We are using the siddur Kol HaNeshama , which is the approved siddur of the Reconstructionist movement (our congregational name was selected independently). We would like you to know about the features of this volume so that you can enjoy using it in synagogue and for home rituals.
The text follows the traditional "matbeah shel tefilah" (order of prayer).
All major prayers are transliterated to allow non-Hebrew readers to follow and participate. Sometimes the transliteration is opposite, sometimes it follows the Hebrew, sometimes it’s on the next page. Just look for it.
The translation is in contemporary English usage and gender neutral.
There are alternative versions of many prayers reflecting divergent interpretations. They allow each worshipper to choose a personally meaningful approach.
There is commentary explaining the historical and textual context of many prayers, allowing the congregation to continually expand its knowledge of the development and structure of the liturgy.
The Hebrew text and the accompanying translations offer variations of the traditional formulaic expressions that refer to God in the masculine and royal form, allowing each individual to choose the formula which best expresses his or her beliefs about God. (See page 247.)
There are "Kavanot” (deeper meanings) following many prayers that give spiritual insights.
There are songs, poems and readings interspersed with and following the traditional text, in English, Hebrew and transliteration, appropriate for specific occasions, general inspiration and individual meditation.
A complete table of contents can direct the user to any specific section of the service, song or reading.

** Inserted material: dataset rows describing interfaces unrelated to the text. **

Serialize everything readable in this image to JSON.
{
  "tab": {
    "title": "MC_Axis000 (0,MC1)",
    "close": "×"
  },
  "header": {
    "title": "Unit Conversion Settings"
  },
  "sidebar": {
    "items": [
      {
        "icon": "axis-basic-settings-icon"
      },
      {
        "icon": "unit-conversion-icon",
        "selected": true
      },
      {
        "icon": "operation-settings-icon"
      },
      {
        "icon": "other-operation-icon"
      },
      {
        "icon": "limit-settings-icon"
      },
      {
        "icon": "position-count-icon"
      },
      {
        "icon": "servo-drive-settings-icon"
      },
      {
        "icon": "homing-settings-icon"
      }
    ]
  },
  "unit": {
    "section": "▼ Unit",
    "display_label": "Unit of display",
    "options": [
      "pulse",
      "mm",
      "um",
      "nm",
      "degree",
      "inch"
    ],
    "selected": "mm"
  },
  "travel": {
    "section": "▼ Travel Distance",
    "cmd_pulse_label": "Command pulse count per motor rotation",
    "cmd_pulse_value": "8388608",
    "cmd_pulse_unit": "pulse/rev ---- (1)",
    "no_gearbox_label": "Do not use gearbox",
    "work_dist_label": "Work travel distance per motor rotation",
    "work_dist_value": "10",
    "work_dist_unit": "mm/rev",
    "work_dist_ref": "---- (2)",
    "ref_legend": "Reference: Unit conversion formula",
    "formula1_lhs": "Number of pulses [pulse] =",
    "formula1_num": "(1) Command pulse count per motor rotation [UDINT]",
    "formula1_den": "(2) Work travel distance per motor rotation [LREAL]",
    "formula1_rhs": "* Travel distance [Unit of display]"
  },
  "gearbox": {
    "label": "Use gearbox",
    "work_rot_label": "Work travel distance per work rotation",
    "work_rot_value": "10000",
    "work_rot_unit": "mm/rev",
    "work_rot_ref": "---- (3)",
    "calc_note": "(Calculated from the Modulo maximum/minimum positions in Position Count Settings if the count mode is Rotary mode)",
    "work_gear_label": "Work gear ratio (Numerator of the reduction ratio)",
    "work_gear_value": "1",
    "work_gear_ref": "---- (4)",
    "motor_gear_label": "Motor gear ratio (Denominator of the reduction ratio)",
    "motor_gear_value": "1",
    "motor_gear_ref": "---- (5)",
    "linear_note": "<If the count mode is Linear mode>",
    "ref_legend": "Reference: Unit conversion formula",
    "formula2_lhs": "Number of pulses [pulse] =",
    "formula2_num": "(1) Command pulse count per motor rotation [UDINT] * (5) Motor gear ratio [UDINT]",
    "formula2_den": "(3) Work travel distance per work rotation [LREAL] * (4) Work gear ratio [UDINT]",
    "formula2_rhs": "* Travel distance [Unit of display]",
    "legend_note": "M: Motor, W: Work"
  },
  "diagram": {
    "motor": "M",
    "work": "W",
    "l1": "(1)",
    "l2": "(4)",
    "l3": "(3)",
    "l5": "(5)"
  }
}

For the first time in Jewish history, the committee overseeing the development of this siddur consisted of roughly equal numbers of rabbis and laypeople and men and women. Contributions of many well known rabbis, writers and poets from many streams and movements in Judaism are included. Modern Israeli, Yiddish and English sources are represented.